___ INFORMATION SUPPLIED ___

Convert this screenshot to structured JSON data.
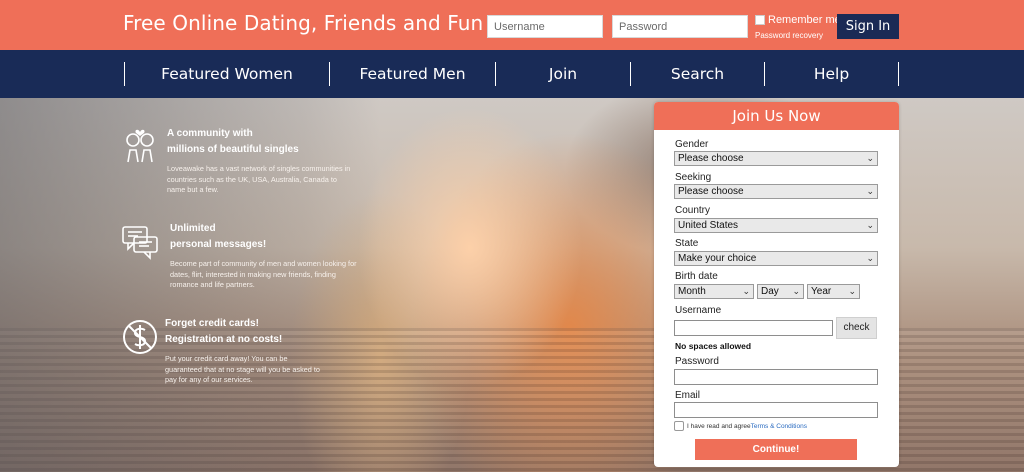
{
  "header": {
    "title": "Free Online Dating, Friends and Fun",
    "username_placeholder": "Username",
    "password_placeholder": "Password",
    "remember_label": "Remember me",
    "password_recovery": "Password recovery",
    "signin_label": "Sign In"
  },
  "nav": {
    "items": [
      {
        "label": "Featured Women"
      },
      {
        "label": "Featured Men"
      },
      {
        "label": "Join"
      },
      {
        "label": "Search"
      },
      {
        "label": "Help"
      }
    ]
  },
  "features": [
    {
      "icon": "couple-icon",
      "title_line1": "A community with",
      "title_line2": "millions of beautiful singles",
      "text": "Loveawake has a vast network of singles communities in countries such as the UK, USA, Australia, Canada to name but a few."
    },
    {
      "icon": "chat-bubbles-icon",
      "title_line1": "Unlimited",
      "title_line2": "personal messages!",
      "text": "Become part of community of men and women looking for dates, flirt, interested in making new friends, finding romance and life partners."
    },
    {
      "icon": "no-dollar-icon",
      "title_line1": "Forget credit cards!",
      "title_line2": "Registration at no costs!",
      "text": "Put your credit card away! You can be guaranteed that at no stage will you be asked to pay for any of our services."
    }
  ],
  "join": {
    "title": "Join Us Now",
    "gender_label": "Gender",
    "gender_value": "Please choose",
    "seeking_label": "Seeking",
    "seeking_value": "Please choose",
    "country_label": "Country",
    "country_value": "United States",
    "state_label": "State",
    "state_value": "Make your choice",
    "birth_label": "Birth date",
    "month_value": "Month",
    "day_value": "Day",
    "year_value": "Year",
    "username_label": "Username",
    "check_label": "check",
    "username_hint": "No spaces allowed",
    "password_label": "Password",
    "email_label": "Email",
    "terms_text": "I have read and agree",
    "terms_link": "Terms & Conditions",
    "continue_label": "Continue!"
  },
  "colors": {
    "accent": "#ef6f58",
    "navy": "#192b57",
    "button_navy": "#1b2a55"
  }
}
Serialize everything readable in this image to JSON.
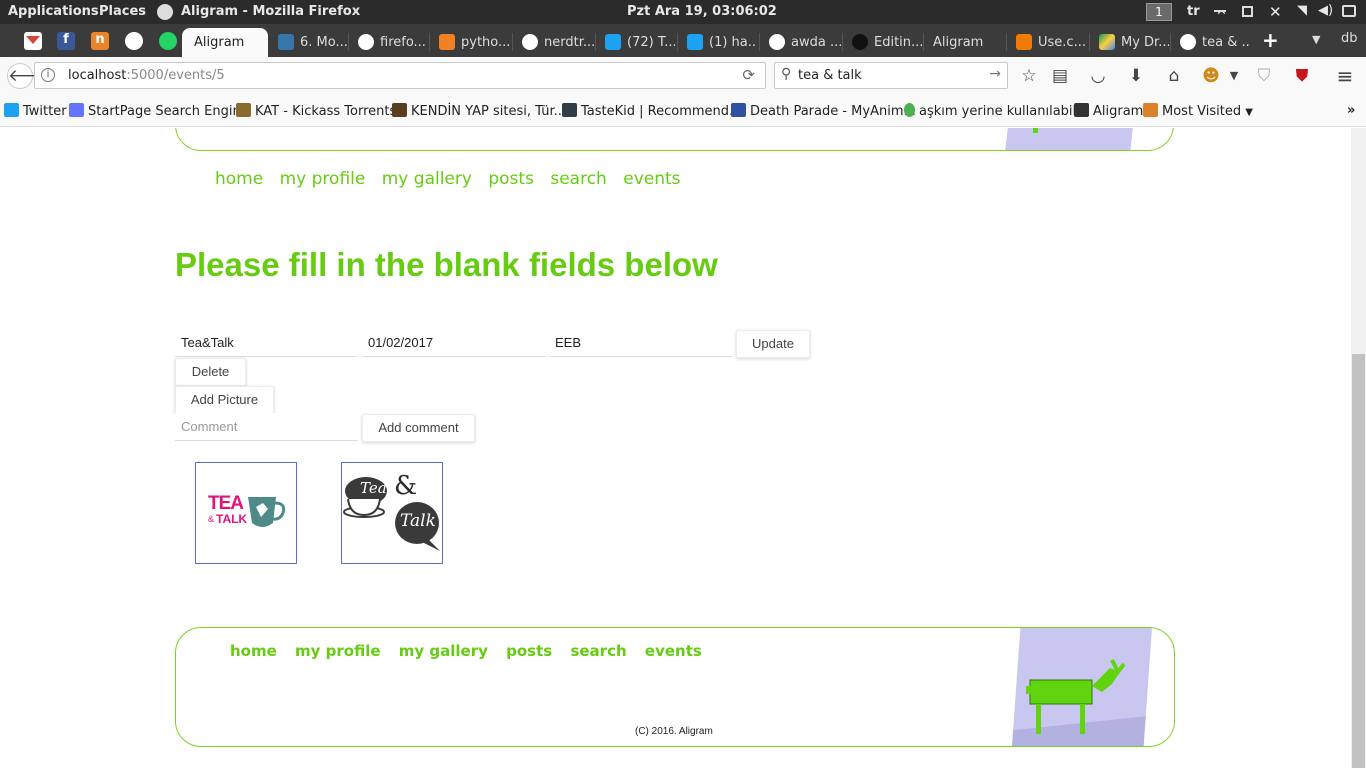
{
  "os": {
    "applications": "Applications",
    "places": "Places",
    "window_title": "Aligram - Mozilla Firefox",
    "clock": "Pzt Ara 19, 03:06:02",
    "workspace": "1",
    "keyboard_layout": "tr"
  },
  "tabs": [
    {
      "label": "Aligram",
      "active": true
    },
    {
      "label": "6. Mo..."
    },
    {
      "label": "firefo..."
    },
    {
      "label": "pytho..."
    },
    {
      "label": "nerdtr..."
    },
    {
      "label": "(72) T..."
    },
    {
      "label": "(1) ha..."
    },
    {
      "label": "awda ..."
    },
    {
      "label": "Editin..."
    },
    {
      "label": "Aligram"
    },
    {
      "label": "Use.c..."
    },
    {
      "label": "My Dr..."
    },
    {
      "label": "tea & ..."
    }
  ],
  "tab_overflow_label": "db",
  "nav": {
    "url_host": "localhost",
    "url_rest": ":5000/events/5",
    "search_text": "tea & talk"
  },
  "bookmarks": [
    {
      "label": "Twitter",
      "color": "#1da1f2"
    },
    {
      "label": "StartPage Search Engine",
      "color": "#6573ff"
    },
    {
      "label": "KAT - Kickass Torrents",
      "color": "#8a6b2e"
    },
    {
      "label": "KENDİN YAP sitesi, Tür...",
      "color": "#5a3d1e"
    },
    {
      "label": "TasteKid | Recommend...",
      "color": "#2f3e46"
    },
    {
      "label": "Death Parade - MyAnim...",
      "color": "#2e51a2"
    },
    {
      "label": "aşkım yerine kullanılabil...",
      "color": "#4caf50"
    },
    {
      "label": "Aligram",
      "color": "#333333"
    },
    {
      "label": "Most Visited",
      "color": "#d9822b"
    }
  ],
  "site": {
    "accent": "#66cc11",
    "nav_links": [
      "home",
      "my profile",
      "my gallery",
      "posts",
      "search",
      "events"
    ],
    "page_title": "Please fill in the blank fields below",
    "form": {
      "event_name": "Tea&Talk",
      "event_date": "01/02/2017",
      "event_place": "EEB",
      "update_label": "Update",
      "delete_label": "Delete",
      "add_picture_label": "Add Picture",
      "comment_placeholder": "Comment",
      "add_comment_label": "Add comment"
    },
    "pictures": [
      {
        "logo_line1": "TEA",
        "logo_amp": "&",
        "logo_line2": "TALK"
      },
      {
        "logo_line1": "Tea",
        "logo_amp": "&",
        "logo_line2": "Talk"
      }
    ],
    "footer_copyright": "(C) 2016. Aligram"
  }
}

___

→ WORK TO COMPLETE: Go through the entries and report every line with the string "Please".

→ RESULT OF THIS EXERCISE:
    "gender_value": "Please choose",
    "seeking_value": "Please choose",
    "page_title": "Please fill in the blank fields below",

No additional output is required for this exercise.